“You have one picture and then you start looking at object, object, object, picking out the objects, and then correlating the objects to say, ‘not a threat, threat, potential threat, not a threat.’ Then you make decisions on what to do with that much more efficiently than you could with the old systems,” said Stevison. “Certainly the advancing [computer] capabilities gives us the ability to process more data...The advanced processing and advanced algorithms, with the advanced discrimination capabilities, all of those things put together gives us a confidence.”
In February, the Pentagon announced that the newest version of the missile, the SM-3 IIA, had launched from a warship off Hawaii and intercepted a target in the exoatmosphere. Combined with THAAD, the U.S. now had a defense against intermediate-range missiles at multiple altitudes.
In theory, that sort of deterrent should convince North Korea to stop its missile tests. Since North Korean test missiles can be destroyed well above the Earth’s atmosphere, why waste money on them?
Its potential effects on Pyongyang notwithstanding, the new weapon is unlikely to calm international fears, according to other experts.
“Everybody's going to complain that that's a bad thing to do,” said RAND analyst Bruce Bennett, regarding shooting down North Korean test missiles with Aegis warships. “It is aggressive. It is risky. But these missile launches have been sanctioned by multiple UN Security Council resolutions. They're illegal.”
Physicist and arms control watcher Mark Gubrud said SM-3-equipped warships would not be welcomed by China or Russia.
“Deployment of more Aegis systems to this area is a major irritant to both China and Russia, which see these systems as building toward a future capability that could threaten their ability to respond to a US first strike,” Gubrud said. “One can argue that it is better to have some chance of stopping a nuclear missile than none. But this must be balanced against the risk that pursuing an arms race makes the eventual launch of that missile more likely. With or without missile defense, we are stuck with the same need to avoid a major war which could lead to nuclear weapons use.”
For evidence of that, look to Poland. In the wake of its successful tests, the Aegis/SM-3 system will proliferate to land-based Aegis launchers in Europe, part of an expanded missile defense agenda championed by the Obama Administration. “All of these milestones were riding on the success of this test,” said Stevison.
Adversaries aren’t likely to stop innovating simply because the U.S. has a new missile. In the future, “it is also possible for North Korea to add countermeasures that would drastically reduce the system's effectiveness,” Gubrud said.
The Pentagon is already worried about how North Korea and other actors might adapt to the new development by fitting future missiles with multiple heads, or decoys, that diverge after launch.
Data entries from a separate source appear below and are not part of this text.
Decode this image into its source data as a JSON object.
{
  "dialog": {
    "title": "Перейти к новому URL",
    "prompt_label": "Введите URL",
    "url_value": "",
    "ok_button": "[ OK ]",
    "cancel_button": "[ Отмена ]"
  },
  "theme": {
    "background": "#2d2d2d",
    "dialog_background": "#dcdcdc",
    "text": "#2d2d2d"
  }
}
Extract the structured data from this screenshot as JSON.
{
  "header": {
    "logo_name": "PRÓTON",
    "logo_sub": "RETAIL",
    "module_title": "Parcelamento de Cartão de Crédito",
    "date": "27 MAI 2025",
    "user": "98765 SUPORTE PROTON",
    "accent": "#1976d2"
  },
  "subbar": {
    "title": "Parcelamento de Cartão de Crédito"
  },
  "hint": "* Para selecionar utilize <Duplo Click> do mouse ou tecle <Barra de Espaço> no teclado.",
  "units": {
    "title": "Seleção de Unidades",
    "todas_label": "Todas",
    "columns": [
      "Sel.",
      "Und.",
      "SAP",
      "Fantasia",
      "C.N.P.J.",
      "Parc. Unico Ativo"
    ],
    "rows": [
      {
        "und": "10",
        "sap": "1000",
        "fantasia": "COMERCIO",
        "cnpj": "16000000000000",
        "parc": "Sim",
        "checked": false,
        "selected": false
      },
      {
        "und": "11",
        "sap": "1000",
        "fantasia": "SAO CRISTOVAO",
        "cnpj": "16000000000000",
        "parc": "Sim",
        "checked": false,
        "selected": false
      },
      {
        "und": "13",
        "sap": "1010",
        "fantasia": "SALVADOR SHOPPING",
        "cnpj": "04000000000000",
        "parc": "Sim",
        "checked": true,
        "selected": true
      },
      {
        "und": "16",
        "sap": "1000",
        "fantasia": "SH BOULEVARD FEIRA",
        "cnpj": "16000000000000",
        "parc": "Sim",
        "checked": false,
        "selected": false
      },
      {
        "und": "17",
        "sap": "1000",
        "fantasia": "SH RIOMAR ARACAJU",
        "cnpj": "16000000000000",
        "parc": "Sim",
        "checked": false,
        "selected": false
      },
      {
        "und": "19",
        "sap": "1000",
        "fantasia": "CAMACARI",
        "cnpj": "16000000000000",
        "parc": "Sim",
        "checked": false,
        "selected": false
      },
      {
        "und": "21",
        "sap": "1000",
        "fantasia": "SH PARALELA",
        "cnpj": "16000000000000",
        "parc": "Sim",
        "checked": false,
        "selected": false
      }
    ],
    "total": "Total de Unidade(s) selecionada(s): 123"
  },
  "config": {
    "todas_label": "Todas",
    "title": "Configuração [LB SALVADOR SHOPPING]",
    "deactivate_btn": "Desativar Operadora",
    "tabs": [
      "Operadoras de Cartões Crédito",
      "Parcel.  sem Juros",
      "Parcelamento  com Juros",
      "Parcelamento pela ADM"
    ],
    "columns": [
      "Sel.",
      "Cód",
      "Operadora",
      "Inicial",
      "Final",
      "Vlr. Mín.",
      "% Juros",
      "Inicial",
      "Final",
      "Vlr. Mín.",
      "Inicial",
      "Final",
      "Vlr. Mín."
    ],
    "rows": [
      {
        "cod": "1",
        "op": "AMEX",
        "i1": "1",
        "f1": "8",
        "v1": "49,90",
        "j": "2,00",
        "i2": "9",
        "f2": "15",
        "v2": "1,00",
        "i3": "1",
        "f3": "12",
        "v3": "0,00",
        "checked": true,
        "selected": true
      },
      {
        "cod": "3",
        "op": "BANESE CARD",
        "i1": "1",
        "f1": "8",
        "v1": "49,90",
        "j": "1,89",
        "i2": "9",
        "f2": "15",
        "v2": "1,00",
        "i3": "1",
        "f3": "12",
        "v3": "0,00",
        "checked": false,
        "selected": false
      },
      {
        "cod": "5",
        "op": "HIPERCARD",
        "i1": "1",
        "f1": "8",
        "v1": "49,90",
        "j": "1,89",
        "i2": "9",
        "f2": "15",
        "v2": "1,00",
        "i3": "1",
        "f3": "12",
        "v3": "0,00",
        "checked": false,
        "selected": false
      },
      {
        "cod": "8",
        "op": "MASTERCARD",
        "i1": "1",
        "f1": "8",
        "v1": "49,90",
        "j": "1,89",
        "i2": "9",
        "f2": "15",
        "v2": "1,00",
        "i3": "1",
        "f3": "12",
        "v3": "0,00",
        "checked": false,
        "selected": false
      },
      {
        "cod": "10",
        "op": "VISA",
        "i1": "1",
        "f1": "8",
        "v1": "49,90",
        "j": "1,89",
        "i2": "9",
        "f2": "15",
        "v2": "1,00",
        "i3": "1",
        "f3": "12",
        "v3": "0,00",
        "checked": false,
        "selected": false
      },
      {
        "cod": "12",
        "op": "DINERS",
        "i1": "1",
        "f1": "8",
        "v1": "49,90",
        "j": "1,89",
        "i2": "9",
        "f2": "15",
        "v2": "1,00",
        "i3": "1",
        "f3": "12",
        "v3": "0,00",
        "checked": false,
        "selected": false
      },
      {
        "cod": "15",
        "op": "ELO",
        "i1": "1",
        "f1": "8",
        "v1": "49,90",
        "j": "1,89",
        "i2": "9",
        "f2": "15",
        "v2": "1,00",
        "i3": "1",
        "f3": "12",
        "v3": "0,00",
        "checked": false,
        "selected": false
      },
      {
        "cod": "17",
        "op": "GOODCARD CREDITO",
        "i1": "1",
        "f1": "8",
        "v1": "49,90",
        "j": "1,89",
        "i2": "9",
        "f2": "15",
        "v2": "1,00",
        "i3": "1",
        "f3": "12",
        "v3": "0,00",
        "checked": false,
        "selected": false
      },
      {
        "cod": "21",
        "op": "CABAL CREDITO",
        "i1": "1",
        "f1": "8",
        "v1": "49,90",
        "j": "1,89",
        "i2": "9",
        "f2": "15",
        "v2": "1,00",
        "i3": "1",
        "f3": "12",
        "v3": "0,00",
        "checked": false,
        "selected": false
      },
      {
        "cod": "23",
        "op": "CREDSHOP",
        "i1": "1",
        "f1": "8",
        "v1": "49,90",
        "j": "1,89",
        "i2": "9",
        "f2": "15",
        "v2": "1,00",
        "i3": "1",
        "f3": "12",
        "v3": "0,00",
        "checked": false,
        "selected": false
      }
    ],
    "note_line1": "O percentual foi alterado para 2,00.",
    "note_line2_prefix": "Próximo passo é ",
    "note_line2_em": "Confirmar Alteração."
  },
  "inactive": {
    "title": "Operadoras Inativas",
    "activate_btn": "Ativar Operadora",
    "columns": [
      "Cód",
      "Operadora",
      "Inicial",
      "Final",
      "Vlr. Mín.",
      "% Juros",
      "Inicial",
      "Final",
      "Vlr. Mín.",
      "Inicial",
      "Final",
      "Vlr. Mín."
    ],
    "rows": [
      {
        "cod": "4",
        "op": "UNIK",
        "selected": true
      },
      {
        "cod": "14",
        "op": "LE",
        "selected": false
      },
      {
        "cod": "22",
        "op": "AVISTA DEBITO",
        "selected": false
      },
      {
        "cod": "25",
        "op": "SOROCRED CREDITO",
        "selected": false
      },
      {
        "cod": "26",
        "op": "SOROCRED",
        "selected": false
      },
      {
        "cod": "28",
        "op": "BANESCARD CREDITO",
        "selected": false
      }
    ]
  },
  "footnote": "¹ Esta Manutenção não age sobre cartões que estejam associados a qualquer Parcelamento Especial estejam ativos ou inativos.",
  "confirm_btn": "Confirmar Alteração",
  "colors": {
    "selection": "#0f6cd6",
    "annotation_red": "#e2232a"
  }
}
The military is eyeing the development of new so-called multi-object kill vehicles in response. “I'm really careful about talking about threats because those immediately go into areas that we can't really talk about,” said Stevison. “I would characterize it like this. The pace that we see the potential adversaries testing should tell us something.”
Today’s THAAD is tomorrow’s SM-3 IIA, which shall beget more sons and daughters not yet fully conceived. The lesson, if there is one: technology does not end arms races. Unaccompanied by policy, it is merely an accelerant.